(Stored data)
*** Block opens ***

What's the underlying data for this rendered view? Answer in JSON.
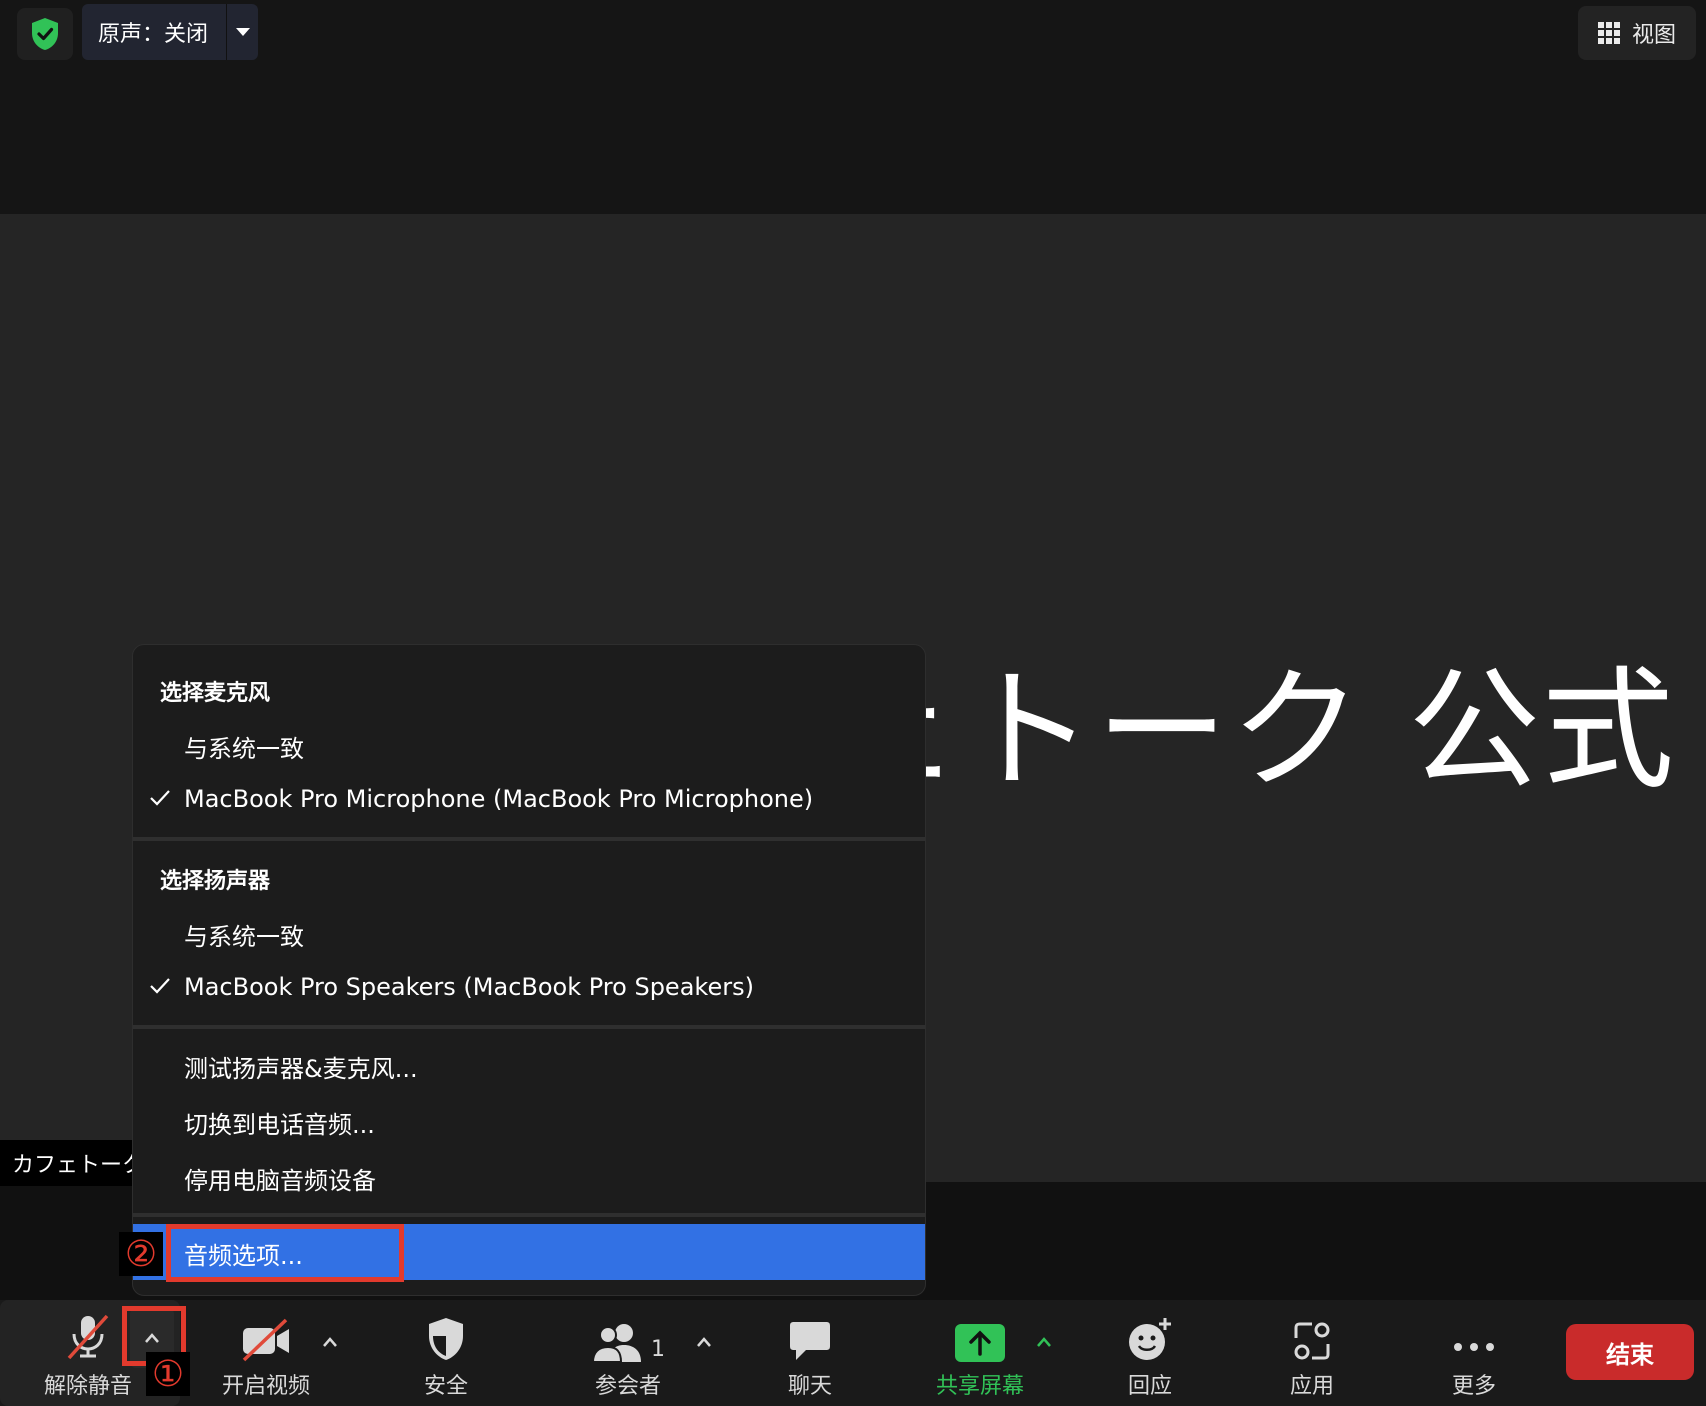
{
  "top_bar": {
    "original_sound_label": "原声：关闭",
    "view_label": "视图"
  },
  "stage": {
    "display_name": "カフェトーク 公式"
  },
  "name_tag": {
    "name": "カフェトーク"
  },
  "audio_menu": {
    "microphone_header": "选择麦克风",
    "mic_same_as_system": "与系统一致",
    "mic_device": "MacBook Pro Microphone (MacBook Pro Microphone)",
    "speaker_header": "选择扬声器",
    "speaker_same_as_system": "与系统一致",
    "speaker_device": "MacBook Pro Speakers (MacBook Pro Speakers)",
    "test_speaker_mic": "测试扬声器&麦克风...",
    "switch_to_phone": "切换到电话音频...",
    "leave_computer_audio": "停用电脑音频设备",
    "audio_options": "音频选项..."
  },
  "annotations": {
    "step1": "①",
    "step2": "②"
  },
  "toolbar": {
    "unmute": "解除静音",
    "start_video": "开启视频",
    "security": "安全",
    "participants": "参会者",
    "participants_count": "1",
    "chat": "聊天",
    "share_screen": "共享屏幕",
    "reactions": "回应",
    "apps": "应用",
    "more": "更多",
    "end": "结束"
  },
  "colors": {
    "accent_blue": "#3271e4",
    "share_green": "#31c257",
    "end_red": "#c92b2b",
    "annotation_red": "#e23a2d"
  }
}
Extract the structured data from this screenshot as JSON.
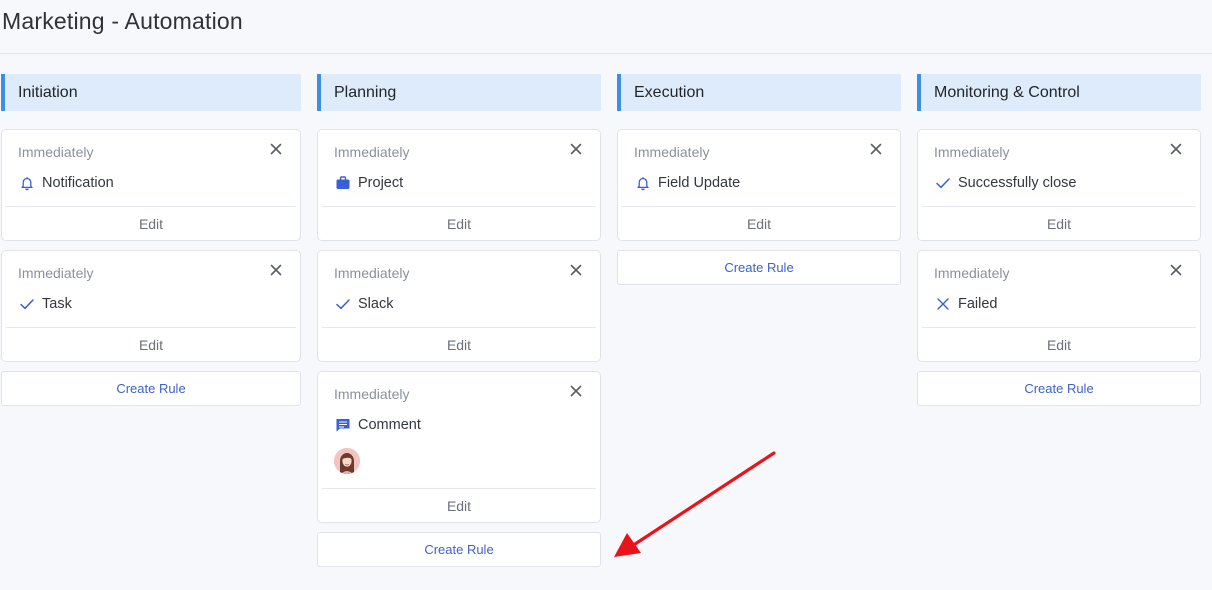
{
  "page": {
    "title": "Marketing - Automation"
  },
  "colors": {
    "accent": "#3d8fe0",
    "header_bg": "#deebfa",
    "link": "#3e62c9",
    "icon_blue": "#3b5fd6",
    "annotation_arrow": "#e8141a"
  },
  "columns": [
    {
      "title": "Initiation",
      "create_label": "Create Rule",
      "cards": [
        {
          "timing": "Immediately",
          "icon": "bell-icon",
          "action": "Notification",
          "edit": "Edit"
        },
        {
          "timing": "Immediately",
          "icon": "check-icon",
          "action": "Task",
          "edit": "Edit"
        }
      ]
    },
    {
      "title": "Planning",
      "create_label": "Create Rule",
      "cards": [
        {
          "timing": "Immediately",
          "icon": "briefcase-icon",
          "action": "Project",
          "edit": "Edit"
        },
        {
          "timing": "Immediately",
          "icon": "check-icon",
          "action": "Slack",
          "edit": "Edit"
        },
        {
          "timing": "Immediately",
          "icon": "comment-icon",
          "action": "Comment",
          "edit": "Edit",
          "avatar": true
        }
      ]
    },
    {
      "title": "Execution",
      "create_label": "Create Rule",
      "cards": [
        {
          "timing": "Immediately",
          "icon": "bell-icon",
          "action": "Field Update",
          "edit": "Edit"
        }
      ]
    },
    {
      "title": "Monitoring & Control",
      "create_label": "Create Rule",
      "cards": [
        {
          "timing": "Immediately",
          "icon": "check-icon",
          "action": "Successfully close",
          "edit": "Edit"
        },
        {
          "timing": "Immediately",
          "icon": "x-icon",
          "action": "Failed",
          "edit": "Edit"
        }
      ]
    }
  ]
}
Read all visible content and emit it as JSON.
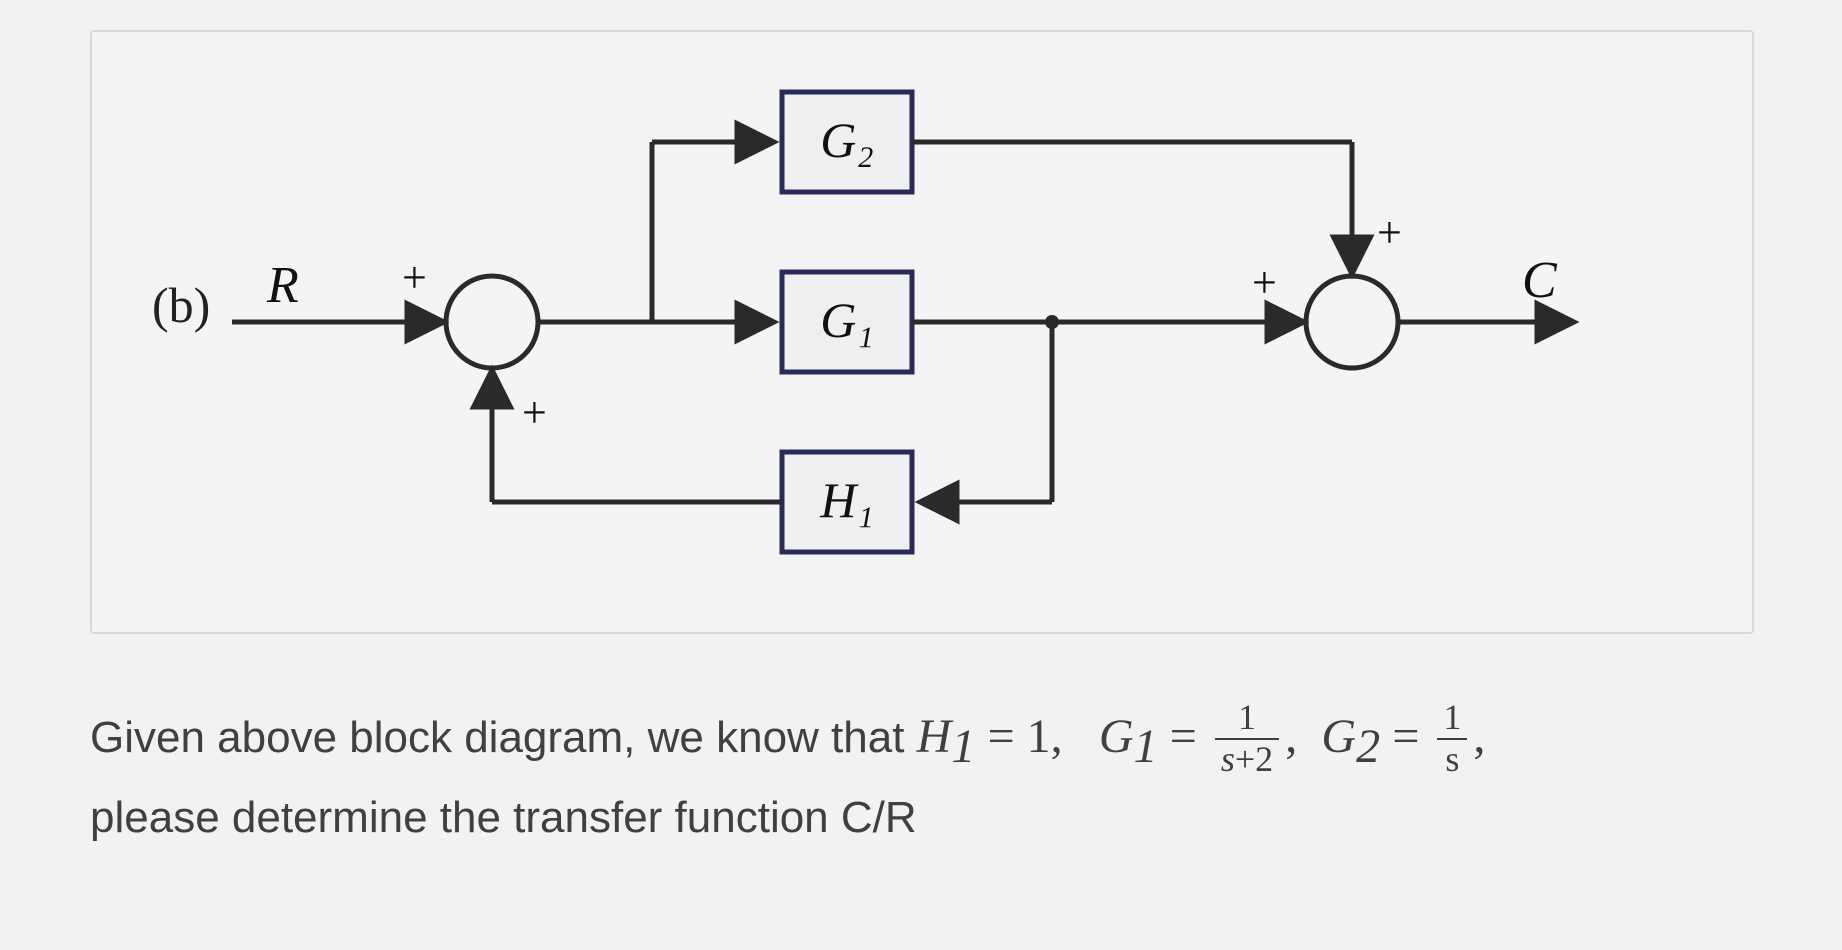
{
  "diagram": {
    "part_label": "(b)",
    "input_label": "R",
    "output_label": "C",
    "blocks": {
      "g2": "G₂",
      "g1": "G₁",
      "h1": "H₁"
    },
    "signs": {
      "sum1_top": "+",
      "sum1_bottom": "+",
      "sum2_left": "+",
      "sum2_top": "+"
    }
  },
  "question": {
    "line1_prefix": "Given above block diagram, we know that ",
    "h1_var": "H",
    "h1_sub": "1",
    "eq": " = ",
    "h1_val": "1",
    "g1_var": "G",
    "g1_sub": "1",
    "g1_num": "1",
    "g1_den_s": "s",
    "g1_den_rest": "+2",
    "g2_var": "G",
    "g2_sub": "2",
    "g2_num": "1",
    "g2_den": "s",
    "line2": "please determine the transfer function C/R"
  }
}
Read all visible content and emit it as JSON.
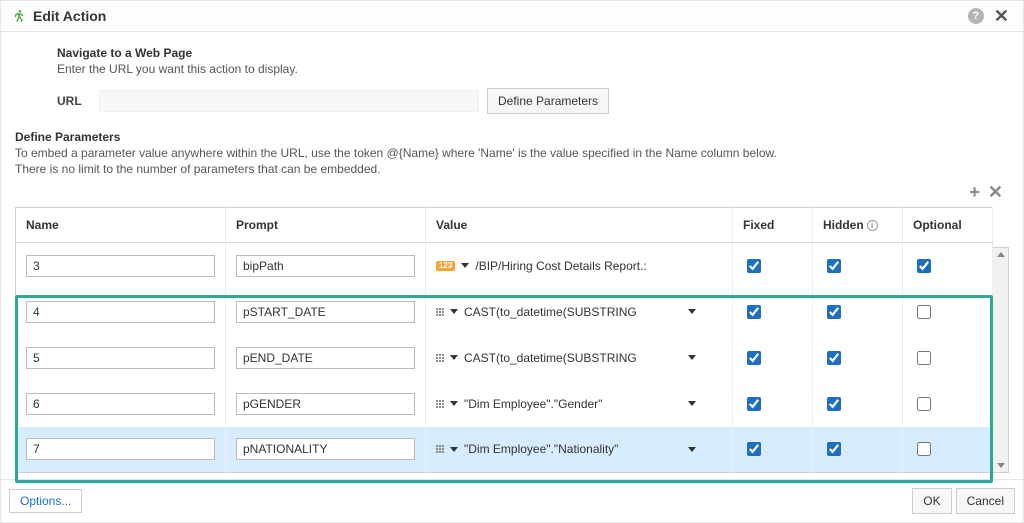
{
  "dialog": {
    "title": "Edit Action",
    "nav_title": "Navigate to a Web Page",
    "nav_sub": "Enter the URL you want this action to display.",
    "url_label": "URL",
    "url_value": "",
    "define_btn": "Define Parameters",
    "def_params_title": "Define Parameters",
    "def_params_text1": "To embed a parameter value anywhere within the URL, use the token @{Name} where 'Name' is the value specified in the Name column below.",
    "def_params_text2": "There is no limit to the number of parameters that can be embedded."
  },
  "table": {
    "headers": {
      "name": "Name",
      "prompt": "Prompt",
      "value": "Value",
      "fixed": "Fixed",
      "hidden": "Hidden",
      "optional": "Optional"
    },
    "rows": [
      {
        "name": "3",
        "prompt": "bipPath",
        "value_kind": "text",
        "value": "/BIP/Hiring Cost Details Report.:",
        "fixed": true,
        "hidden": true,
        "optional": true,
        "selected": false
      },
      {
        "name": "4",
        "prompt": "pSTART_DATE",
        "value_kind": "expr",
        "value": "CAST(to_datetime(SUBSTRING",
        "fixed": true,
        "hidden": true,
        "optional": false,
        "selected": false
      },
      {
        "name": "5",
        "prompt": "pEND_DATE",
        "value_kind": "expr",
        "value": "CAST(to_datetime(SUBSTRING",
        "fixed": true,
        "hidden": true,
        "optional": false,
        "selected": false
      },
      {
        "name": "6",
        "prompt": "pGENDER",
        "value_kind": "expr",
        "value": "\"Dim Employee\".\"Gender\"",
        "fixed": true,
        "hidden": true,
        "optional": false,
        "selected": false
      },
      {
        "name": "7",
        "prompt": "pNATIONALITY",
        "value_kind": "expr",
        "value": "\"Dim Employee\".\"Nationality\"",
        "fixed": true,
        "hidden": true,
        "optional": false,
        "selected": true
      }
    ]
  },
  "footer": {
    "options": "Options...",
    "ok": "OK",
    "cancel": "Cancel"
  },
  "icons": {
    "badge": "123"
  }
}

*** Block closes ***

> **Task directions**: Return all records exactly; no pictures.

> **Answer box**:
What's the underlying data for this rendered view? Answer in JSON.
{
  "top_bar": {
    "original_sound_label": "原声：关闭",
    "view_label": "视图"
  },
  "stage": {
    "display_name": "カフェトーク 公式"
  },
  "name_tag": {
    "name": "カフェトーク"
  },
  "audio_menu": {
    "microphone_header": "选择麦克风",
    "mic_same_as_system": "与系统一致",
    "mic_device": "MacBook Pro Microphone (MacBook Pro Microphone)",
    "speaker_header": "选择扬声器",
    "speaker_same_as_system": "与系统一致",
    "speaker_device": "MacBook Pro Speakers (MacBook Pro Speakers)",
    "test_speaker_mic": "测试扬声器&麦克风...",
    "switch_to_phone": "切换到电话音频...",
    "leave_computer_audio": "停用电脑音频设备",
    "audio_options": "音频选项..."
  },
  "annotations": {
    "step1": "①",
    "step2": "②"
  },
  "toolbar": {
    "unmute": "解除静音",
    "start_video": "开启视频",
    "security": "安全",
    "participants": "参会者",
    "participants_count": "1",
    "chat": "聊天",
    "share_screen": "共享屏幕",
    "reactions": "回应",
    "apps": "应用",
    "more": "更多",
    "end": "结束"
  },
  "colors": {
    "accent_blue": "#3271e4",
    "share_green": "#31c257",
    "end_red": "#c92b2b",
    "annotation_red": "#e23a2d"
  }
}
Extract the structured data from this screenshot as JSON.
{
  "page": {
    "title": "Marketing - Automation"
  },
  "colors": {
    "accent": "#3d8fe0",
    "header_bg": "#deebfa",
    "link": "#3e62c9",
    "icon_blue": "#3b5fd6",
    "annotation_arrow": "#e8141a"
  },
  "columns": [
    {
      "title": "Initiation",
      "create_label": "Create Rule",
      "cards": [
        {
          "timing": "Immediately",
          "icon": "bell-icon",
          "action": "Notification",
          "edit": "Edit"
        },
        {
          "timing": "Immediately",
          "icon": "check-icon",
          "action": "Task",
          "edit": "Edit"
        }
      ]
    },
    {
      "title": "Planning",
      "create_label": "Create Rule",
      "cards": [
        {
          "timing": "Immediately",
          "icon": "briefcase-icon",
          "action": "Project",
          "edit": "Edit"
        },
        {
          "timing": "Immediately",
          "icon": "check-icon",
          "action": "Slack",
          "edit": "Edit"
        },
        {
          "timing": "Immediately",
          "icon": "comment-icon",
          "action": "Comment",
          "edit": "Edit",
          "avatar": true
        }
      ]
    },
    {
      "title": "Execution",
      "create_label": "Create Rule",
      "cards": [
        {
          "timing": "Immediately",
          "icon": "bell-icon",
          "action": "Field Update",
          "edit": "Edit"
        }
      ]
    },
    {
      "title": "Monitoring & Control",
      "create_label": "Create Rule",
      "cards": [
        {
          "timing": "Immediately",
          "icon": "check-icon",
          "action": "Successfully close",
          "edit": "Edit"
        },
        {
          "timing": "Immediately",
          "icon": "x-icon",
          "action": "Failed",
          "edit": "Edit"
        }
      ]
    }
  ]
}
Read all visible content and emit it as JSON.
{
  "diagram": {
    "part_label": "(b)",
    "input_label": "R",
    "output_label": "C",
    "blocks": {
      "g2": "G₂",
      "g1": "G₁",
      "h1": "H₁"
    },
    "signs": {
      "sum1_top": "+",
      "sum1_bottom": "+",
      "sum2_left": "+",
      "sum2_top": "+"
    }
  },
  "question": {
    "line1_prefix": "Given above block diagram, we know that ",
    "h1_var": "H",
    "h1_sub": "1",
    "eq": " = ",
    "h1_val": "1",
    "g1_var": "G",
    "g1_sub": "1",
    "g1_num": "1",
    "g1_den_s": "s",
    "g1_den_rest": "+2",
    "g2_var": "G",
    "g2_sub": "2",
    "g2_num": "1",
    "g2_den": "s",
    "line2": "please determine the transfer function C/R"
  }
}
Read all visible content and emit it as JSON.
{
  "dialog": {
    "title": "Edit Action",
    "nav_title": "Navigate to a Web Page",
    "nav_sub": "Enter the URL you want this action to display.",
    "url_label": "URL",
    "url_value": "",
    "define_btn": "Define Parameters",
    "def_params_title": "Define Parameters",
    "def_params_text1": "To embed a parameter value anywhere within the URL, use the token @{Name} where 'Name' is the value specified in the Name column below.",
    "def_params_text2": "There is no limit to the number of parameters that can be embedded."
  },
  "table": {
    "headers": {
      "name": "Name",
      "prompt": "Prompt",
      "value": "Value",
      "fixed": "Fixed",
      "hidden": "Hidden",
      "optional": "Optional"
    },
    "rows": [
      {
        "name": "3",
        "prompt": "bipPath",
        "value_kind": "text",
        "value": "/BIP/Hiring Cost Details Report.:",
        "fixed": true,
        "hidden": true,
        "optional": true,
        "selected": false
      },
      {
        "name": "4",
        "prompt": "pSTART_DATE",
        "value_kind": "expr",
        "value": "CAST(to_datetime(SUBSTRING",
        "fixed": true,
        "hidden": true,
        "optional": false,
        "selected": false
      },
      {
        "name": "5",
        "prompt": "pEND_DATE",
        "value_kind": "expr",
        "value": "CAST(to_datetime(SUBSTRING",
        "fixed": true,
        "hidden": true,
        "optional": false,
        "selected": false
      },
      {
        "name": "6",
        "prompt": "pGENDER",
        "value_kind": "expr",
        "value": "\"Dim Employee\".\"Gender\"",
        "fixed": true,
        "hidden": true,
        "optional": false,
        "selected": false
      },
      {
        "name": "7",
        "prompt": "pNATIONALITY",
        "value_kind": "expr",
        "value": "\"Dim Employee\".\"Nationality\"",
        "fixed": true,
        "hidden": true,
        "optional": false,
        "selected": true
      }
    ]
  },
  "footer": {
    "options": "Options...",
    "ok": "OK",
    "cancel": "Cancel"
  },
  "icons": {
    "badge": "123"
  }
}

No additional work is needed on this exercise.